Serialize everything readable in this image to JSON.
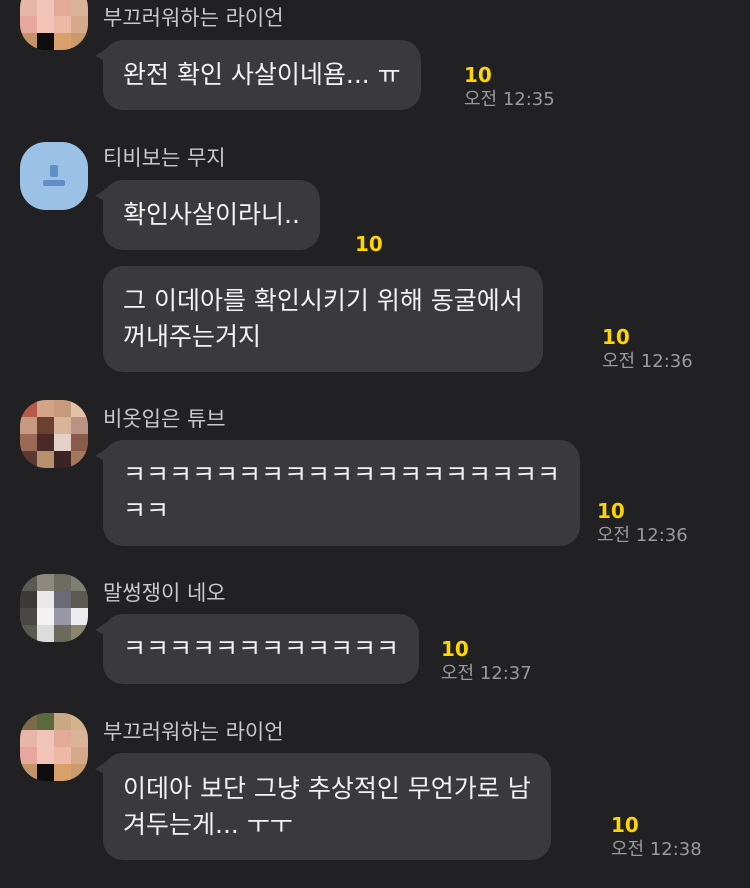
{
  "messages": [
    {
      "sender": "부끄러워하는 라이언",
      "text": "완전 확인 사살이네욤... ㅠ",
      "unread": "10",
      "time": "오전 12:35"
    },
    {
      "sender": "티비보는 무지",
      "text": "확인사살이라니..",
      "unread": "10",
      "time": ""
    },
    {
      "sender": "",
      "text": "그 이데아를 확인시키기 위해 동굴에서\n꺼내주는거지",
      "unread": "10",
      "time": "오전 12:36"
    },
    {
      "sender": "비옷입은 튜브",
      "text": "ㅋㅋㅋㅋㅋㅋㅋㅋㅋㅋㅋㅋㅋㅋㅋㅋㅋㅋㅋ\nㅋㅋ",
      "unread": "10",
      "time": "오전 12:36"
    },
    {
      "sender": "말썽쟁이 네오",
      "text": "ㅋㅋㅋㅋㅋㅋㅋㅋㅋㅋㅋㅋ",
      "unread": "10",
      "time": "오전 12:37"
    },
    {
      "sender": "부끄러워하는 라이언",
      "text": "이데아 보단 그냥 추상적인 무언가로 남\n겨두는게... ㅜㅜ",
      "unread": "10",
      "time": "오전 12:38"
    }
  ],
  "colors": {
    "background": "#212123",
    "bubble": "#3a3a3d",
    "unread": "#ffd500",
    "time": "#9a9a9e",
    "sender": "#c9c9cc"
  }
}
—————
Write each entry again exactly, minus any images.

§ EXERCISE SOLUTION:
Serialize everything readable in this image to JSON.
{
  "messages": [
    {
      "sender": "부끄러워하는 라이언",
      "text": "완전 확인 사살이네욤... ㅠ",
      "unread": "10",
      "time": "오전 12:35"
    },
    {
      "sender": "티비보는 무지",
      "text": "확인사살이라니..",
      "unread": "10",
      "time": ""
    },
    {
      "sender": "",
      "text": "그 이데아를 확인시키기 위해 동굴에서\n꺼내주는거지",
      "unread": "10",
      "time": "오전 12:36"
    },
    {
      "sender": "비옷입은 튜브",
      "text": "ㅋㅋㅋㅋㅋㅋㅋㅋㅋㅋㅋㅋㅋㅋㅋㅋㅋㅋㅋ\nㅋㅋ",
      "unread": "10",
      "time": "오전 12:36"
    },
    {
      "sender": "말썽쟁이 네오",
      "text": "ㅋㅋㅋㅋㅋㅋㅋㅋㅋㅋㅋㅋ",
      "unread": "10",
      "time": "오전 12:37"
    },
    {
      "sender": "부끄러워하는 라이언",
      "text": "이데아 보단 그냥 추상적인 무언가로 남\n겨두는게... ㅜㅜ",
      "unread": "10",
      "time": "오전 12:38"
    }
  ],
  "colors": {
    "background": "#212123",
    "bubble": "#3a3a3d",
    "unread": "#ffd500",
    "time": "#9a9a9e",
    "sender": "#c9c9cc"
  }
}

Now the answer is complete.